PATIENTS in our community must be made aware that their consultation may not be with a GP.

General Practice is changing and now a large number of clinicians, who are not medically-qualified, are seeing patients in GP practices throughout Worcestershire.

Such staff include physicians associates, clinical pharmacists, advanced nurse practitioners, paramedics, social prescribers, physiotherapists and health and wellbeing coaches.

These staff are funded through a central UK government budget called the Additional Roles Reimbursement Scheme (ARRS) which for 2024/25 equates to approximately £1.44 billion overall.

Each Primary Care Network (PCN), including the Worcestershire PCNs, are allocated an ARRS sum for the year.

This is based on the PCN’s weighted population share of the total ARRS funding.

PCNs are able to claim up to this maximum sum each year.

However, ARRS funding cannot be used to pay for GPs. With GP funding for the new financial year rising by 2.2 per cent, which is significantly lower than inflation, many GP practices are financially struggling to recruit and pay salaried and locum GPs.

Accordingly, thousands of locum GPs are unemployed in the UK and some salaried GPs have been made redundant and replaced with ARRS professionals in parts of the country.

Leading on from this almost 60 GP practices closed in the UK last year, including one in Worcester.

Therefore, due in part to cost constraints but not exclusively, many GP surgeries are now reliant upon ARRS staff funded through external budgets.

This does confer significant advantages to our community as ARRS staff bring a new range of skills and expertise to primary care which can be used to support patients with a diversity of care needs.

For example, they have contributed to the expansion of bespoke multidisciplinary teams (MDTs), including frailty teams, mental health and wellbeing and long-term conditions.

However, patients should understand that ARRS professional are not substitutes for GPs.

A GP is able to integrate expert knowledge on anatomy, physiology, biochemistry, immunology, pharmacology, microbiology, psychology, genetics and molecular biology alongside many years of clinical training in a range of hospital specialties, including internal medicine, general surgery, paediatrics, obstetrics and gynaecology, psychiatry and emergency medicine, to diagnose and treat patients in the community where over 90 per cent of healthcare takes place.

It takes over 10 years to qualify as a GP and countless undergraduate and postgraduate exams thorough comprehensive assessments and extensive continuous training and professional development requirements to re-validate under intense regulation hence patients can be assured that GPs are well placed to offer a considered expert opinion on your health overall.

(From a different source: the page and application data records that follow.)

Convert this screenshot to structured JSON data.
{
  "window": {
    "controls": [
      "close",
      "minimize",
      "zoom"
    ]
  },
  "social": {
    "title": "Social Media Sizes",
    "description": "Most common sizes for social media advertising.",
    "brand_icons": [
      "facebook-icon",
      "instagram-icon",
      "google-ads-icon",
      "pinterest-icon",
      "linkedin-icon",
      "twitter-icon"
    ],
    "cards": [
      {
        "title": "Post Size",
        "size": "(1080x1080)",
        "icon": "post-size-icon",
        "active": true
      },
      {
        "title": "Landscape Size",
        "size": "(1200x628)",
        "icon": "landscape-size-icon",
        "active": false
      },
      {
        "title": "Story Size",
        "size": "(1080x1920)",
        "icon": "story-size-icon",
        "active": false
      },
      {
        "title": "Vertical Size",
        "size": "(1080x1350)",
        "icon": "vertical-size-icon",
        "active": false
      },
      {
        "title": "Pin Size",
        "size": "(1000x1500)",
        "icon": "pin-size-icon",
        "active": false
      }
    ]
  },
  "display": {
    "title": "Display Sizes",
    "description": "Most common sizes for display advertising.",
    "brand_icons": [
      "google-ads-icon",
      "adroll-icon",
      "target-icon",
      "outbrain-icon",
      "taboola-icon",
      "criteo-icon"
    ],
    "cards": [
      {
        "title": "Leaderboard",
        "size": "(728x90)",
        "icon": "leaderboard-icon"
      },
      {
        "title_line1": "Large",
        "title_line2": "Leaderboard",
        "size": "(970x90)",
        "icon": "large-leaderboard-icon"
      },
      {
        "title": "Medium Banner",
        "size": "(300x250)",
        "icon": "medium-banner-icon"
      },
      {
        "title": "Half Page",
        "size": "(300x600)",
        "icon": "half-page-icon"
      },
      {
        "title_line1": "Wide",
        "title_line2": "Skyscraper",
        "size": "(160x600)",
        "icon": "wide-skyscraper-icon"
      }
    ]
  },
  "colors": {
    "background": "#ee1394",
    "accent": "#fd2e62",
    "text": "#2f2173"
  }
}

We are all a team in the NHS and work together but it’s important patients know how that team functions to support their individual and family’s healthcare needs.

Patients have a right to know who they are consulting with and what their job title is.

If you feel that your healthcare needs are complex then you should request an appointment with a GP.

If unsure then you can ask the reception team and care navigator who is most appropriate to deal with your healthcare problem.

However, I would urge all patients to clarify the name and job title of the healthcare professional they are booked to see and if they want to specifically see a GP then they should request so.

Our columnist Dr Jason Seewoodhary is a former Worcester GP.